======== Input for this task ========

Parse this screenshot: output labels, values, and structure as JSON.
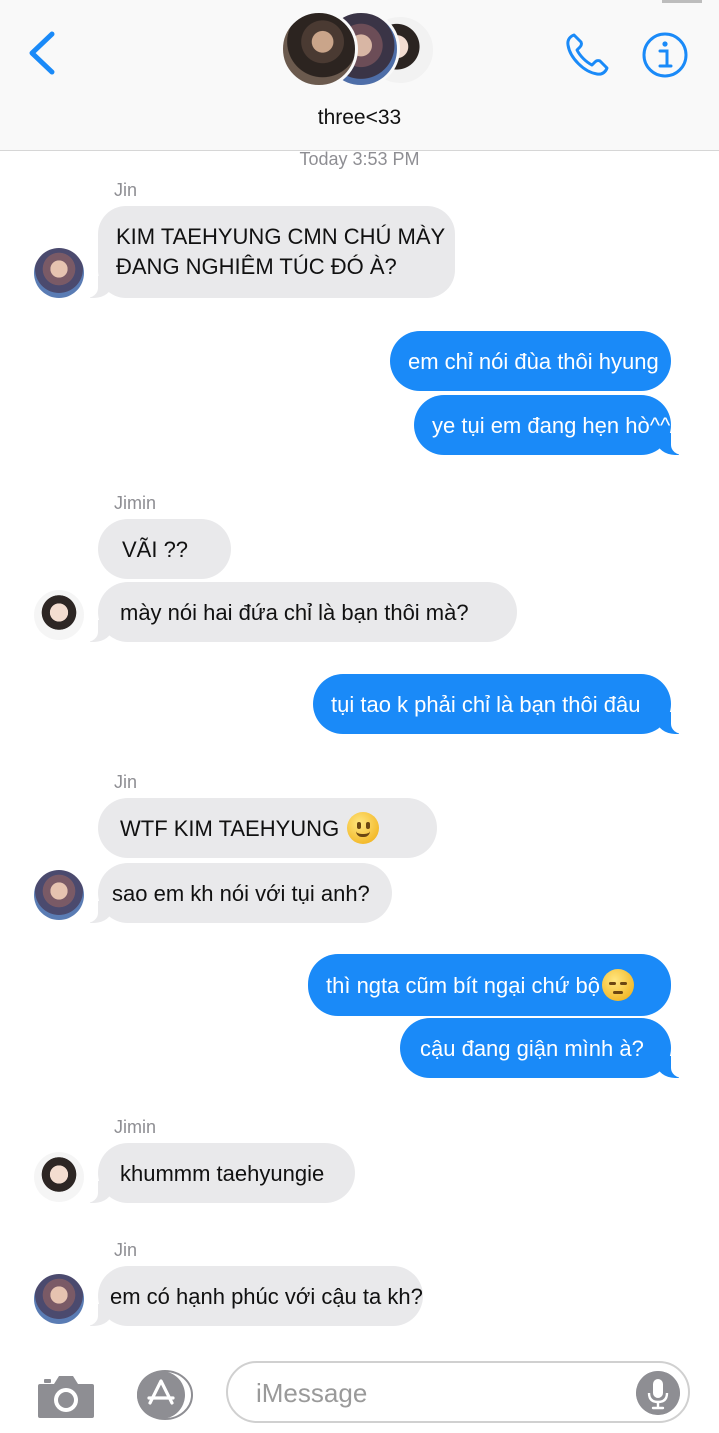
{
  "header": {
    "group_name": "three<33"
  },
  "timestamp": "Today 3:53 PM",
  "messages": [
    {
      "sender": "Jin",
      "text": "KIM TAEHYUNG CMN CHÚ MÀY"
    },
    {
      "text": "ĐANG NGHIÊM TÚC ĐÓ À?"
    },
    {
      "text": "em chỉ nói đùa thôi hyung"
    },
    {
      "text": "ye tụi em đang hẹn hò^^"
    },
    {
      "sender": "Jimin",
      "text": "VÃI ??"
    },
    {
      "text": "mày nói hai đứa chỉ là bạn thôi mà?"
    },
    {
      "text": "tụi tao k phải chỉ là bạn thôi đâu"
    },
    {
      "sender": "Jin",
      "text": "WTF KIM TAEHYUNG",
      "emoji": "slightly-smiling-face"
    },
    {
      "text": "sao em kh nói với tụi anh?"
    },
    {
      "text": "thì ngta cũm bít ngại chứ bộ",
      "emoji": "pensive-face"
    },
    {
      "text": "cậu đang giận mình à?"
    },
    {
      "sender": "Jimin",
      "text": "khummm taehyungie"
    },
    {
      "sender": "Jin",
      "text": "em có hạnh phúc với cậu ta kh?"
    }
  ],
  "composer": {
    "placeholder": "iMessage"
  },
  "icons": {
    "back": "chevron-left-icon",
    "call": "phone-icon",
    "info": "info-icon",
    "camera": "camera-icon",
    "apps": "app-store-icon",
    "mic": "microphone-icon"
  },
  "colors": {
    "accent": "#1a8af8",
    "incoming_bubble": "#e9e9eb",
    "meta_text": "#8e8e93"
  }
}
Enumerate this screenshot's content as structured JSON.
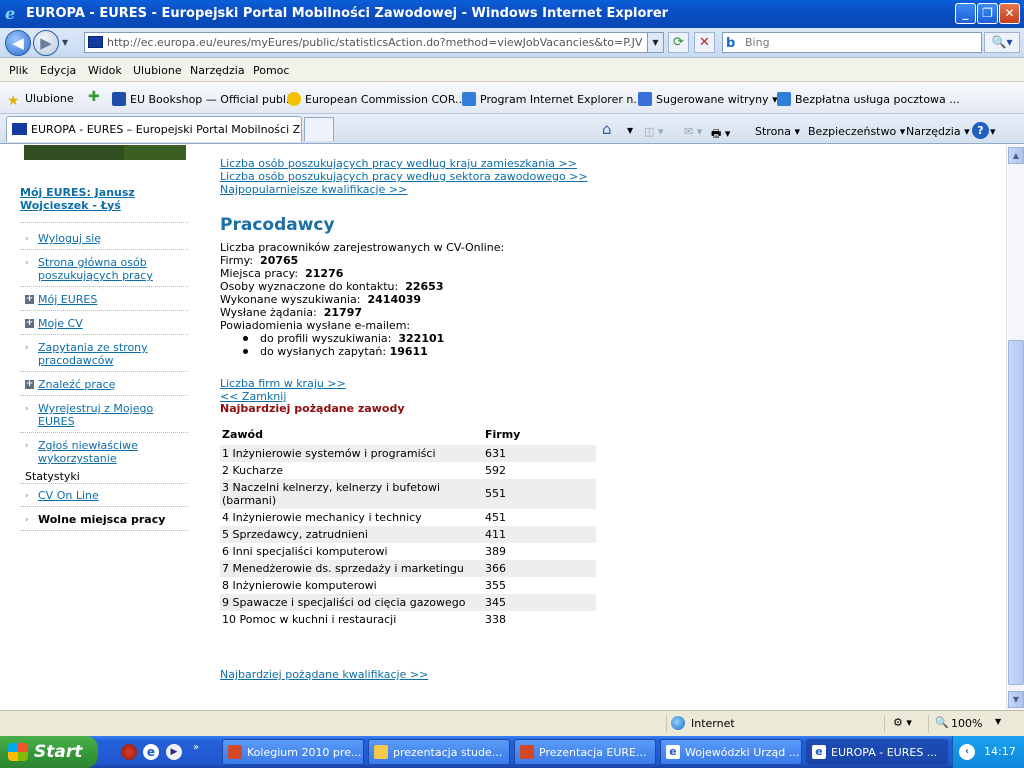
{
  "window": {
    "title": "EUROPA - EURES - Europejski Portal Mobilności Zawodowej - Windows Internet Explorer"
  },
  "address": {
    "url": "http://ec.europa.eu/eures/myEures/public/statisticsAction.do?method=viewJobVacancies&to=P.JV"
  },
  "search": {
    "placeholder": "Bing"
  },
  "menu": [
    "Plik",
    "Edycja",
    "Widok",
    "Ulubione",
    "Narzędzia",
    "Pomoc"
  ],
  "favorites": {
    "label": "Ulubione",
    "items": [
      "EU Bookshop — Official publ...",
      "European Commission COR...",
      "Program Internet Explorer n...",
      "Sugerowane witryny",
      "Bezpłatna usługa pocztowa ..."
    ]
  },
  "tab": {
    "title": "EUROPA - EURES – Europejski Portal Mobilności Zawo..."
  },
  "toolbar": {
    "page": "Strona",
    "safety": "Bezpieczeństwo",
    "tools": "Narzędzia"
  },
  "sidebar": {
    "user": "Mój EURES: Janusz Wojcieszek - Łyś",
    "items": [
      {
        "label": "Wyloguj się"
      },
      {
        "label": "Strona główna osób poszukujących pracy"
      },
      {
        "label": "Mój EURES"
      },
      {
        "label": "Moje CV"
      },
      {
        "label": "Zapytania ze strony pracodawców"
      },
      {
        "label": "Znaleźć pracę"
      },
      {
        "label": "Wyrejestruj z Mojego EURES"
      },
      {
        "label": "Zgłoś niewłaściwe wykorzystanie"
      }
    ],
    "stats_label": "Statystyki",
    "stats_items": [
      {
        "label": "CV On Line"
      },
      {
        "label": "Wolne miejsca pracy"
      }
    ]
  },
  "main": {
    "top_links": [
      "Liczba osób poszukujących pracy według kraju zamieszkania >>",
      "Liczba osób poszukujących pracy według sektora zawodowego >>",
      "Najpopularniejsze kwalifikacje >>"
    ],
    "employers_heading": "Pracodawcy",
    "cv_label": "Liczba pracowników zarejestrowanych w CV-Online:",
    "stats": [
      {
        "label": "Firmy:",
        "value": "20765"
      },
      {
        "label": "Miejsca pracy:",
        "value": "21276"
      },
      {
        "label": "Osoby wyznaczone do kontaktu:",
        "value": "22653"
      },
      {
        "label": "Wykonane wyszukiwania:",
        "value": "2414039"
      },
      {
        "label": "Wysłane żądania:",
        "value": "21797"
      }
    ],
    "notifications_label": "Powiadomienia wysłane e-mailem:",
    "notifications": [
      {
        "label": "do profili wyszukiwania:",
        "value": "322101"
      },
      {
        "label": "do wysłanych zapytań:",
        "value": "19611"
      }
    ],
    "firms_link": "Liczba firm w kraju >>",
    "close_link": "<< Zamknij",
    "occupations_heading": "Najbardziej pożądane zawody",
    "table": {
      "headers": [
        "Zawód",
        "Firmy"
      ],
      "rows": [
        {
          "name": "1  Inżynierowie systemów i programiści",
          "count": "631"
        },
        {
          "name": "2  Kucharze",
          "count": "592"
        },
        {
          "name": "3  Naczelni kelnerzy, kelnerzy i bufetowi (barmani)",
          "count": "551"
        },
        {
          "name": "4  Inżynierowie mechanicy i technicy",
          "count": "451"
        },
        {
          "name": "5  Sprzedawcy, zatrudnieni",
          "count": "411"
        },
        {
          "name": "6  Inni specjaliści komputerowi",
          "count": "389"
        },
        {
          "name": "7  Menedżerowie ds. sprzedaży i marketingu",
          "count": "366"
        },
        {
          "name": "8  Inżynierowie komputerowi",
          "count": "355"
        },
        {
          "name": "9  Spawacze i specjaliści od cięcia gazowego",
          "count": "345"
        },
        {
          "name": "10  Pomoc w kuchni i restauracji",
          "count": "338"
        }
      ]
    },
    "bottom_link": "Najbardziej pożądane kwalifikacje >>"
  },
  "status": {
    "zone": "Internet",
    "zoom": "100%"
  },
  "taskbar": {
    "start": "Start",
    "tasks": [
      "Kolegium 2010 pre...",
      "prezentacja stude...",
      "Prezentacja EURE...",
      "Wojewódzki Urząd ...",
      "EUROPA - EURES ..."
    ],
    "clock": "14:17"
  },
  "colors": {
    "link": "#0d6ea8",
    "heading": "#1a6fa5",
    "occupations_heading": "#8b0d0d",
    "titlebar": "#0b4fc4"
  }
}
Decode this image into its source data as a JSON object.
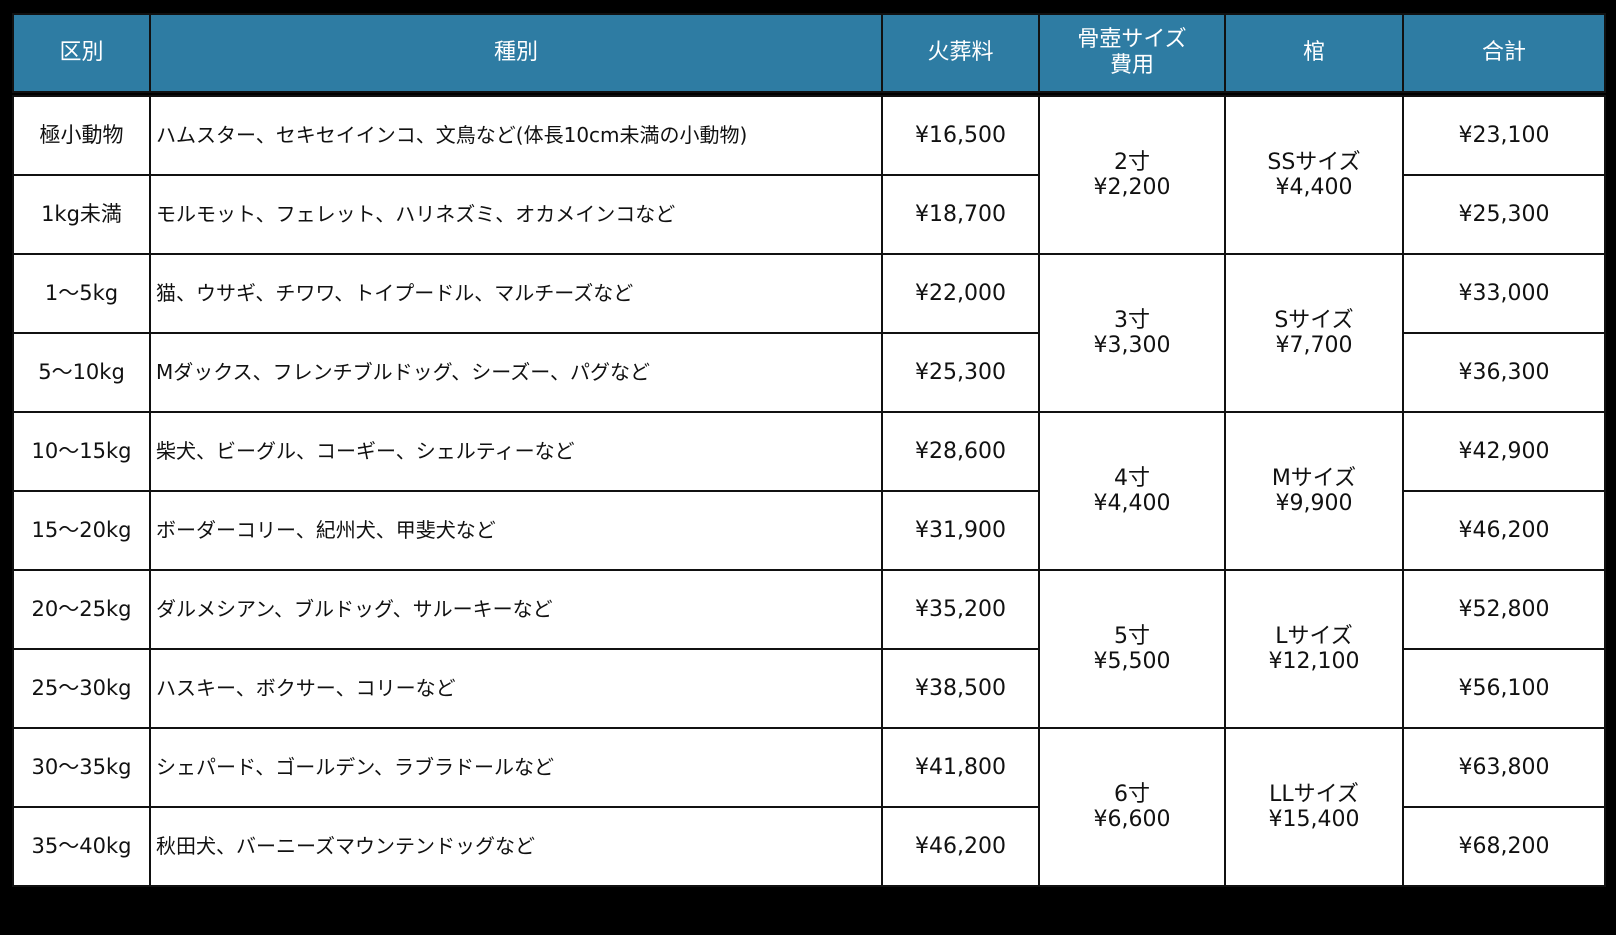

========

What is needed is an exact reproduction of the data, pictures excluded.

Parse this screenshot: output labels, values, and structure as JSON.
{
  "header": {
    "group_name": "three<33"
  },
  "timestamp": "Today 3:53 PM",
  "messages": [
    {
      "sender": "Jin",
      "text": "KIM TAEHYUNG CMN CHÚ MÀY"
    },
    {
      "text": "ĐANG NGHIÊM TÚC ĐÓ À?"
    },
    {
      "text": "em chỉ nói đùa thôi hyung"
    },
    {
      "text": "ye tụi em đang hẹn hò^^"
    },
    {
      "sender": "Jimin",
      "text": "VÃI ??"
    },
    {
      "text": "mày nói hai đứa chỉ là bạn thôi mà?"
    },
    {
      "text": "tụi tao k phải chỉ là bạn thôi đâu"
    },
    {
      "sender": "Jin",
      "text": "WTF KIM TAEHYUNG",
      "emoji": "slightly-smiling-face"
    },
    {
      "text": "sao em kh nói với tụi anh?"
    },
    {
      "text": "thì ngta cũm bít ngại chứ bộ",
      "emoji": "pensive-face"
    },
    {
      "text": "cậu đang giận mình à?"
    },
    {
      "sender": "Jimin",
      "text": "khummm taehyungie"
    },
    {
      "sender": "Jin",
      "text": "em có hạnh phúc với cậu ta kh?"
    }
  ],
  "composer": {
    "placeholder": "iMessage"
  },
  "icons": {
    "back": "chevron-left-icon",
    "call": "phone-icon",
    "info": "info-icon",
    "camera": "camera-icon",
    "apps": "app-store-icon",
    "mic": "microphone-icon"
  },
  "colors": {
    "accent": "#1a8af8",
    "incoming_bubble": "#e9e9eb",
    "meta_text": "#8e8e93"
  }
}
Enumerate this screenshot's content as structured JSON.
{
  "window": {
    "title": "EUROPA - EURES - Europejski Portal Mobilności Zawodowej - Windows Internet Explorer"
  },
  "address": {
    "url": "http://ec.europa.eu/eures/myEures/public/statisticsAction.do?method=viewJobVacancies&to=P.JV"
  },
  "search": {
    "placeholder": "Bing"
  },
  "menu": [
    "Plik",
    "Edycja",
    "Widok",
    "Ulubione",
    "Narzędzia",
    "Pomoc"
  ],
  "favorites": {
    "label": "Ulubione",
    "items": [
      "EU Bookshop — Official publ...",
      "European Commission COR...",
      "Program Internet Explorer n...",
      "Sugerowane witryny",
      "Bezpłatna usługa pocztowa ..."
    ]
  },
  "tab": {
    "title": "EUROPA - EURES – Europejski Portal Mobilności Zawo..."
  },
  "toolbar": {
    "page": "Strona",
    "safety": "Bezpieczeństwo",
    "tools": "Narzędzia"
  },
  "sidebar": {
    "user": "Mój EURES: Janusz Wojcieszek - Łyś",
    "items": [
      {
        "label": "Wyloguj się"
      },
      {
        "label": "Strona główna osób poszukujących pracy"
      },
      {
        "label": "Mój EURES"
      },
      {
        "label": "Moje CV"
      },
      {
        "label": "Zapytania ze strony pracodawców"
      },
      {
        "label": "Znaleźć pracę"
      },
      {
        "label": "Wyrejestruj z Mojego EURES"
      },
      {
        "label": "Zgłoś niewłaściwe wykorzystanie"
      }
    ],
    "stats_label": "Statystyki",
    "stats_items": [
      {
        "label": "CV On Line"
      },
      {
        "label": "Wolne miejsca pracy"
      }
    ]
  },
  "main": {
    "top_links": [
      "Liczba osób poszukujących pracy według kraju zamieszkania >>",
      "Liczba osób poszukujących pracy według sektora zawodowego >>",
      "Najpopularniejsze kwalifikacje >>"
    ],
    "employers_heading": "Pracodawcy",
    "cv_label": "Liczba pracowników zarejestrowanych w CV-Online:",
    "stats": [
      {
        "label": "Firmy:",
        "value": "20765"
      },
      {
        "label": "Miejsca pracy:",
        "value": "21276"
      },
      {
        "label": "Osoby wyznaczone do kontaktu:",
        "value": "22653"
      },
      {
        "label": "Wykonane wyszukiwania:",
        "value": "2414039"
      },
      {
        "label": "Wysłane żądania:",
        "value": "21797"
      }
    ],
    "notifications_label": "Powiadomienia wysłane e-mailem:",
    "notifications": [
      {
        "label": "do profili wyszukiwania:",
        "value": "322101"
      },
      {
        "label": "do wysłanych zapytań:",
        "value": "19611"
      }
    ],
    "firms_link": "Liczba firm w kraju >>",
    "close_link": "<< Zamknij",
    "occupations_heading": "Najbardziej pożądane zawody",
    "table": {
      "headers": [
        "Zawód",
        "Firmy"
      ],
      "rows": [
        {
          "name": "1  Inżynierowie systemów i programiści",
          "count": "631"
        },
        {
          "name": "2  Kucharze",
          "count": "592"
        },
        {
          "name": "3  Naczelni kelnerzy, kelnerzy i bufetowi (barmani)",
          "count": "551"
        },
        {
          "name": "4  Inżynierowie mechanicy i technicy",
          "count": "451"
        },
        {
          "name": "5  Sprzedawcy, zatrudnieni",
          "count": "411"
        },
        {
          "name": "6  Inni specjaliści komputerowi",
          "count": "389"
        },
        {
          "name": "7  Menedżerowie ds. sprzedaży i marketingu",
          "count": "366"
        },
        {
          "name": "8  Inżynierowie komputerowi",
          "count": "355"
        },
        {
          "name": "9  Spawacze i specjaliści od cięcia gazowego",
          "count": "345"
        },
        {
          "name": "10  Pomoc w kuchni i restauracji",
          "count": "338"
        }
      ]
    },
    "bottom_link": "Najbardziej pożądane kwalifikacje >>"
  },
  "status": {
    "zone": "Internet",
    "zoom": "100%"
  },
  "taskbar": {
    "start": "Start",
    "tasks": [
      "Kolegium 2010 pre...",
      "prezentacja stude...",
      "Prezentacja EURE...",
      "Wojewódzki Urząd ...",
      "EUROPA - EURES ..."
    ],
    "clock": "14:17"
  },
  "colors": {
    "link": "#0d6ea8",
    "heading": "#1a6fa5",
    "occupations_heading": "#8b0d0d",
    "titlebar": "#0b4fc4"
  }
}
Decode this image into its source data as a JSON object.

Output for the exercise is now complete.